Almost by definition, the end of a marriage may be difficult under the best of circumstances. Some Texas residents may even find that the complexity of their divorce multiplies when they are dealing with a high-conflict spouse. However, there are ways to lower the aggression in a divorce and protect one's rights in Texas.
It is the policy of the State of Texas that children should be supported by the contributions of both of their parents. This means that even if the parents choose not to reside together with the children, they will each still be legally responsible for the financial support of their children. To this end, like most other states, Texas has established guidelines that use the incomes of each parent to determine what each"s share of the child support should be. Generally speaking, the parent with whom the child lives, known as the "custodial parent" (or sometimes, depending on the circumstances the "sole conservator" or "primary joint conservator,") will receive child support payments from the "noncustodial parent."
The divorce process can be challenging as emotions can run high and important concerns must be addressed. Important divorce-related issues include property division, child custody, child support and alimony which all may need to be resolved. While couples are strongly encouraged to reach agreements regarding these concerns themselves, they may face challenges doing so and the family law process can help.
Throughout the history of the United States, until recently, it had been assumed that the father in a family would be the one who goes out and earns money for the family while the mother stays home to take care of the children.
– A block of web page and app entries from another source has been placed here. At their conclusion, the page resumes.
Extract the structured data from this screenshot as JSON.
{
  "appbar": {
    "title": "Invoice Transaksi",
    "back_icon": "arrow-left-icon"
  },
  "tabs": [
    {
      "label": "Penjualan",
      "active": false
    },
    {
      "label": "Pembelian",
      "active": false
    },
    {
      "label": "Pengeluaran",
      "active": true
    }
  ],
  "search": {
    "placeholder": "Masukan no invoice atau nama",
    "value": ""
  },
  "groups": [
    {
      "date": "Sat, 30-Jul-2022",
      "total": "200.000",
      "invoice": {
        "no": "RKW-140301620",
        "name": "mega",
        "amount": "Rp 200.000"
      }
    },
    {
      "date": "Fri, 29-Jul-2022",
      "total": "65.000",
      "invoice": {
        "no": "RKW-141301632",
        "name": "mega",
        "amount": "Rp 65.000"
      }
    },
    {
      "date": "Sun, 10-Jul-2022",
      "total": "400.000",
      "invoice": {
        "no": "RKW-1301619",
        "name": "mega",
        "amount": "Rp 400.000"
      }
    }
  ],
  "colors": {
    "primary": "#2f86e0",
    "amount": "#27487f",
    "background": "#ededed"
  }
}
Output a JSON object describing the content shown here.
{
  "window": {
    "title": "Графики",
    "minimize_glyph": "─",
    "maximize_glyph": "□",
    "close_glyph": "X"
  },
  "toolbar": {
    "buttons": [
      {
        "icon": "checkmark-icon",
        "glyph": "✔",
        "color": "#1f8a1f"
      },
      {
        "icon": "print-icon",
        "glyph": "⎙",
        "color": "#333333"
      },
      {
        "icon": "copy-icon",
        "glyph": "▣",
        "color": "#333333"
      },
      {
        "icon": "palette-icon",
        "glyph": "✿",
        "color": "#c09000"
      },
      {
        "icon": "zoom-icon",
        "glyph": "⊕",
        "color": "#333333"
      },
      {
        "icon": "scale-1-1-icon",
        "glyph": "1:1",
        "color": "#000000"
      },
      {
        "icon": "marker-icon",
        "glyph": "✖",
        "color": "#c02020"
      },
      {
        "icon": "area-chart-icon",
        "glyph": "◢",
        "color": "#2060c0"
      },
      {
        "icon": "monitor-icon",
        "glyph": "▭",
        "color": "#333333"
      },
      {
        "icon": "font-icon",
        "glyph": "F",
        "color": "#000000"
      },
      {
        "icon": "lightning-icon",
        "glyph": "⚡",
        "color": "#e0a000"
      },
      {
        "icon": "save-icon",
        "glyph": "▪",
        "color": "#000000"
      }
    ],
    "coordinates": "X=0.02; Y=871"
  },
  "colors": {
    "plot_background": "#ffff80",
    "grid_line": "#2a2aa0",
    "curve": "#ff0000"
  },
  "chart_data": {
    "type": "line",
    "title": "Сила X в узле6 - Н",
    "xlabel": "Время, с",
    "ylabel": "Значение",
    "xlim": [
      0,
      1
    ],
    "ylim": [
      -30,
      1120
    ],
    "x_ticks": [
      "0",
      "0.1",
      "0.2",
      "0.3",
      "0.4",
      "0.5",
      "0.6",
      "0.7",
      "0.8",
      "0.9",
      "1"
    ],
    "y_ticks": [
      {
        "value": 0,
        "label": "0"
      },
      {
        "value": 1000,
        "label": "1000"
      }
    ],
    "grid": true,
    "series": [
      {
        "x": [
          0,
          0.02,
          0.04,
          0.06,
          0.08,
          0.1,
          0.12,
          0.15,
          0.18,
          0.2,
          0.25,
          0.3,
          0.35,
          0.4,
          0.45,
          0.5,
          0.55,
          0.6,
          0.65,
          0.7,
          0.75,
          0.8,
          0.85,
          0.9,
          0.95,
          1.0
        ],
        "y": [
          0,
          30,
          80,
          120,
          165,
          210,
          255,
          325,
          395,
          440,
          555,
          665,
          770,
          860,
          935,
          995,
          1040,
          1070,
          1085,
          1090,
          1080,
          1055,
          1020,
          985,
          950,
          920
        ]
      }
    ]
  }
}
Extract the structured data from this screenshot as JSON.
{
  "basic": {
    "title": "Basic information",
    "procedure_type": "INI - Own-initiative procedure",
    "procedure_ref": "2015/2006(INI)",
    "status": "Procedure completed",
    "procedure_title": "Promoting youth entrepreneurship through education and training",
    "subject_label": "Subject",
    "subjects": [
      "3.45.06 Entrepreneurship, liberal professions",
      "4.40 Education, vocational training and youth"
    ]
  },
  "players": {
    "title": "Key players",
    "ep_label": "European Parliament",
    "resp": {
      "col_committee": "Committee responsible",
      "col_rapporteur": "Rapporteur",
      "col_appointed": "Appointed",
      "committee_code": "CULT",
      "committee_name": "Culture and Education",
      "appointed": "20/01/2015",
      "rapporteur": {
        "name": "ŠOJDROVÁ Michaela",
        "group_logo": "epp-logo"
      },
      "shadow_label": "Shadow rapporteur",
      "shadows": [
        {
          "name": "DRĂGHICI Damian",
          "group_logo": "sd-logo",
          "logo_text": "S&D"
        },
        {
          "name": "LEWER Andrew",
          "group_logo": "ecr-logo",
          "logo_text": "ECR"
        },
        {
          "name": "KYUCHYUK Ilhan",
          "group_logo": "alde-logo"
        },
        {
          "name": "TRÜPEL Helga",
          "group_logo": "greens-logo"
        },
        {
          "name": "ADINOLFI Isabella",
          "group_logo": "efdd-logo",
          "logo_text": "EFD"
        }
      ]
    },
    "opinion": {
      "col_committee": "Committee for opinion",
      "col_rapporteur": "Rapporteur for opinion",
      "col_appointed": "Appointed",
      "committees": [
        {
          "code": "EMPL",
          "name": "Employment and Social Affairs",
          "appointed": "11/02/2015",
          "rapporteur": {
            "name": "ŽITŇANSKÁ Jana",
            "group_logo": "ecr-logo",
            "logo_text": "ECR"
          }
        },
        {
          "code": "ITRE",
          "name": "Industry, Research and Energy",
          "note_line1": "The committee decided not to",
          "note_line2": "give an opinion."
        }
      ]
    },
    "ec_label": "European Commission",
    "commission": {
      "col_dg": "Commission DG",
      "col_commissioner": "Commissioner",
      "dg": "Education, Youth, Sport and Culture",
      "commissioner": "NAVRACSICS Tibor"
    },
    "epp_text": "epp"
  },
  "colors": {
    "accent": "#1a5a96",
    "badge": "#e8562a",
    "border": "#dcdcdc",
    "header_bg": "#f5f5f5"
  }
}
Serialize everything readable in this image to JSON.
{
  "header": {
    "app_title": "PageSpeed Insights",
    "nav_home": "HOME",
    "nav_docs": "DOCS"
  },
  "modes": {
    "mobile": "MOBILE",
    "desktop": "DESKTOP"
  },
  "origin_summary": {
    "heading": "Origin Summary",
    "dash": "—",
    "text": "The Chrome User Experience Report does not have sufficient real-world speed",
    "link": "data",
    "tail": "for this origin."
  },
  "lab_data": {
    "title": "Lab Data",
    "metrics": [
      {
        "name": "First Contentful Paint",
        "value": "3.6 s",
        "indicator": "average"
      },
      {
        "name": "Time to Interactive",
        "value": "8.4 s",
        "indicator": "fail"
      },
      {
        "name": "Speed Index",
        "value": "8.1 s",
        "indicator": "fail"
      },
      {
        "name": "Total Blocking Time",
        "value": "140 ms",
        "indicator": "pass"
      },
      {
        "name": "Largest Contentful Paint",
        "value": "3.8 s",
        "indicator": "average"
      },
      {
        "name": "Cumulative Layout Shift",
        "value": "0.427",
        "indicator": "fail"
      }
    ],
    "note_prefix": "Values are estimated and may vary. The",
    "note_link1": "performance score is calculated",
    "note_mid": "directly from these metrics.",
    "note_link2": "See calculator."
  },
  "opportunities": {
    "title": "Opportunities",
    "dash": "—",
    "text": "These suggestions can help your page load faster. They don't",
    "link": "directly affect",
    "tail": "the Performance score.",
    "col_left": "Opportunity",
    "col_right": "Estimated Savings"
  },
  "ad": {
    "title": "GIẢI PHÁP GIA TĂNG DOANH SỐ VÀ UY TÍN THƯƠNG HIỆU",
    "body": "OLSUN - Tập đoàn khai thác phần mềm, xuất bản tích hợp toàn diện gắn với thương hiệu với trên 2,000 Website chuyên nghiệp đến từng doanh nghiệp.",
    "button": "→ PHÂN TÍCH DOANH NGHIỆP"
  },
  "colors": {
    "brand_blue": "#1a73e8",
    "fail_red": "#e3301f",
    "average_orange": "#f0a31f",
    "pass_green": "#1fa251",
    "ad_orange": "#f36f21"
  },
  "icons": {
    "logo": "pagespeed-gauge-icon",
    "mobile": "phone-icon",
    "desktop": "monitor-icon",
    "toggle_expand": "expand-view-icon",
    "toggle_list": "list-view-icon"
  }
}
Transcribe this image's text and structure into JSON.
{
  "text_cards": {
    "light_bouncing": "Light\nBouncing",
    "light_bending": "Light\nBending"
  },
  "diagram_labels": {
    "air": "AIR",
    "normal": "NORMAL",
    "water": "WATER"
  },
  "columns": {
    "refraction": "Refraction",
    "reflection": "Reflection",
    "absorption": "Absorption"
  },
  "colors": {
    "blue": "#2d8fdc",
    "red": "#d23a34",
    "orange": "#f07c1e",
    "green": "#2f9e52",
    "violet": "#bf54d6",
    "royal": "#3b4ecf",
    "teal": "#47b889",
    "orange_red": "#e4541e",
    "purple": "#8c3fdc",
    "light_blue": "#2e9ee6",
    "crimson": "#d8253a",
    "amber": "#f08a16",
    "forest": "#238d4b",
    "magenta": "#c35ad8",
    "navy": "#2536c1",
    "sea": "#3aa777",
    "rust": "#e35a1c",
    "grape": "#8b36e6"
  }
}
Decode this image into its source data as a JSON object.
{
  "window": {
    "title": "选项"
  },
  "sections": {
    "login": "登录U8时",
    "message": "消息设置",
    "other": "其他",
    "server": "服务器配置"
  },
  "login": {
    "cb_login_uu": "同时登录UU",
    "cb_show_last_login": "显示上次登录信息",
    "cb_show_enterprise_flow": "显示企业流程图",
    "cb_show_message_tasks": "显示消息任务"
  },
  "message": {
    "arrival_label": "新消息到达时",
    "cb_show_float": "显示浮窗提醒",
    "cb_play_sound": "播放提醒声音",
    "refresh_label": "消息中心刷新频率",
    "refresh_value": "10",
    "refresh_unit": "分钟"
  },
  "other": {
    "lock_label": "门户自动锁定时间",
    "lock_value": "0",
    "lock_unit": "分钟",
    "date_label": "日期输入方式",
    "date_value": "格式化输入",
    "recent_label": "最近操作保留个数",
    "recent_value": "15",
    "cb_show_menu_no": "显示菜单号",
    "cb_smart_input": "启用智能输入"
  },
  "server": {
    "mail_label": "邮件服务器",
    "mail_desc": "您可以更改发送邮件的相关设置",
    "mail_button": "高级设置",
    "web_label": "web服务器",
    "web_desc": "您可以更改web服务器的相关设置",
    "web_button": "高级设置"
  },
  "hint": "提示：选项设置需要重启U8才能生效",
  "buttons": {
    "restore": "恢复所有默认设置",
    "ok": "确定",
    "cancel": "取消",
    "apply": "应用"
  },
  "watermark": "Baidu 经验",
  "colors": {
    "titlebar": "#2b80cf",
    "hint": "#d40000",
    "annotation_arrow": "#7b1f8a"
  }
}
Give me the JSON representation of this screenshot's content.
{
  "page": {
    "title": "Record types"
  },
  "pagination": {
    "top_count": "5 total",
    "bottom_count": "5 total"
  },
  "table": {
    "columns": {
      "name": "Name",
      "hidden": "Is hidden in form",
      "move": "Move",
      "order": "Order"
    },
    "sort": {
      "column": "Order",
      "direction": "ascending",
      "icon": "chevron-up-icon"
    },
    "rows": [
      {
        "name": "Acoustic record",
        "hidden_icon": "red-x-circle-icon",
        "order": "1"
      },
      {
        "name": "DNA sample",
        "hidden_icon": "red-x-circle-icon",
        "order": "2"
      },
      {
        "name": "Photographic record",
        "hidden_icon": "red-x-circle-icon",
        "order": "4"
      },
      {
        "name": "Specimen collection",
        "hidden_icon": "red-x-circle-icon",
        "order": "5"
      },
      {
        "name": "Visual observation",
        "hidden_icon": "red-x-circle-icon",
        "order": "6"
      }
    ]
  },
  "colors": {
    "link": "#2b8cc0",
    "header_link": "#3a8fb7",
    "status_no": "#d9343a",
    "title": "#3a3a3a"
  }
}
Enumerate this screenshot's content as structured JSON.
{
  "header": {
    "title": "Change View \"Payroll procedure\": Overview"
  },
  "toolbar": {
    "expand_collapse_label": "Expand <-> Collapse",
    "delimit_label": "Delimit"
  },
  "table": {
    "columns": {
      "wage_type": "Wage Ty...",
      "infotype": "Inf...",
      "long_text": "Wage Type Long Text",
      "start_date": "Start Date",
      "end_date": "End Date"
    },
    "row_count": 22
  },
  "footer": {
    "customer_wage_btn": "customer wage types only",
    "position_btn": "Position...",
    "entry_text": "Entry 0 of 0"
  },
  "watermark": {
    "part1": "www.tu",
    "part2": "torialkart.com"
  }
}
Since the 1960's to 1970's however, our traditional gender roles and how a family operates has begun to evolve.
We all know how much is involved when you go through a divorce. It can undoubtedly seem overwhelming. You need to have alimony or spousal support determined, and if there are children from the marriage, you will also need to have child support and child custody determined. One common question that clients ask when entering into a divorce involves what will happen to the house.
Many divorces are contentious, with emotions running high and animosity playing a role in the decision-making process. This can lead to a lengthy and costly divorce for all parties involved. There are times, however, when both parties agree on most or all of the decisions to be made in the divorce. During these times, it may be possible to enter into a collaborative divorce.
Getting divorced can be tricky no matter how many assets you and your spouse may have. However, it can be particularly challenging for those with high-value assets. These assets range from real estate property to businesses.
The divorce process is seldom easy for all parties involved. Each side generally has a view as to what they believe they deserve and are entitled to, and these views often vary widely between each divorcing spouse. One of the most heated decisions to be made during a divorce are decisions regarding children from the marriage such as child custody.
If you are married and own a business, did you know that if you dissolve your marriage your spouse may be entitled to half of your company? As Texas is a community property state, the law assumes you and your spouse each own 50 percent of all marital assets if you get a divorce. So, unless you take the steps necessary to protect your company, you may need to prepare yourself for the worst.